While the present administration is undertaking efforts to elevate the citizens’ trust and confidence in the government, we must give the people something that they can hold on to.

It is on this note that I express my fervent hope that we will soon witness the approval of this measure that I wish to co-sponsor today, Senate Bill 3208, An Act Fortifying the People’s Right of Ownership over Information Held by the People’s Government.
Under this proposed measure, we aim to feed our people with information about us, the leaders they elected in office, and the businesses our offices deal with. All government agencies will be mandated to disclose information on public interest transactions, documents or records. The compulsory disclosure shall be done by posting these documents on government websites for easy access, aside from providing these documents upon a person’s request. Furthermore, vital information must be translated into major Filipino languages and made easier to comprehend.

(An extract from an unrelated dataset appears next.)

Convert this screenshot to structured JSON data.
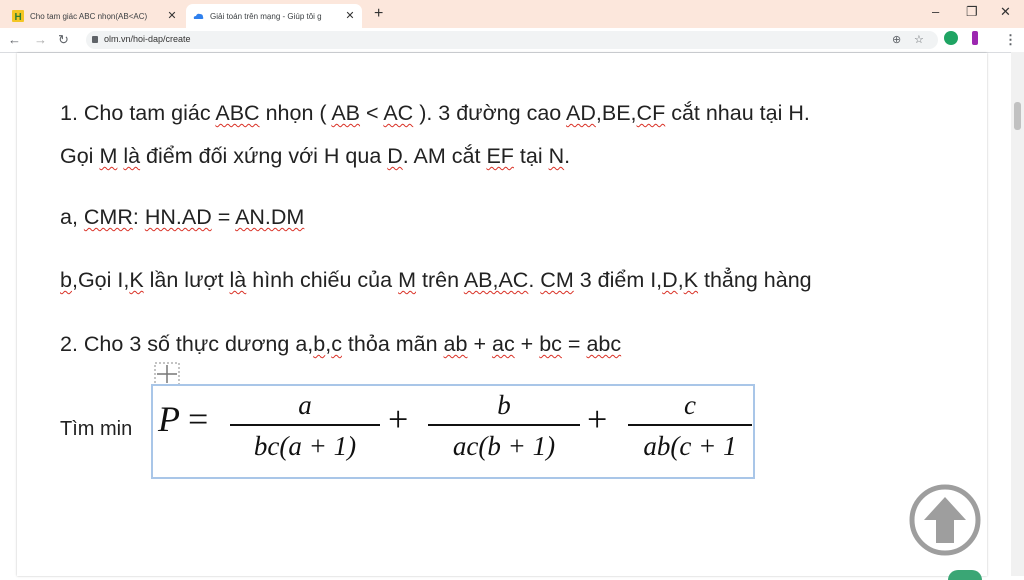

However, we acknowledge the fact that there are certain information that must be kept confidential especially that which may compromise the nation’s security, jeopardize negotiations or diplomatic relations with other nations, and intrude privacy or endanger the life and safety of an individual. We have covered these exceptions, and if such may cause the denial of access to information, the agency concerned is required to make the appropriate explanation.

Mr. President,

We have to remain faithful to the maxim that “a public office is a public trust.” Honesty, transparency and accountability must always be upheld to gain back the people’s confidence and faith in the bureaucracy.
Given the tremendous import of this measure in securing the trust of the Filipino people in their government, I hope that this august chamber shall pass this in the swiftest possible time.

Thank you.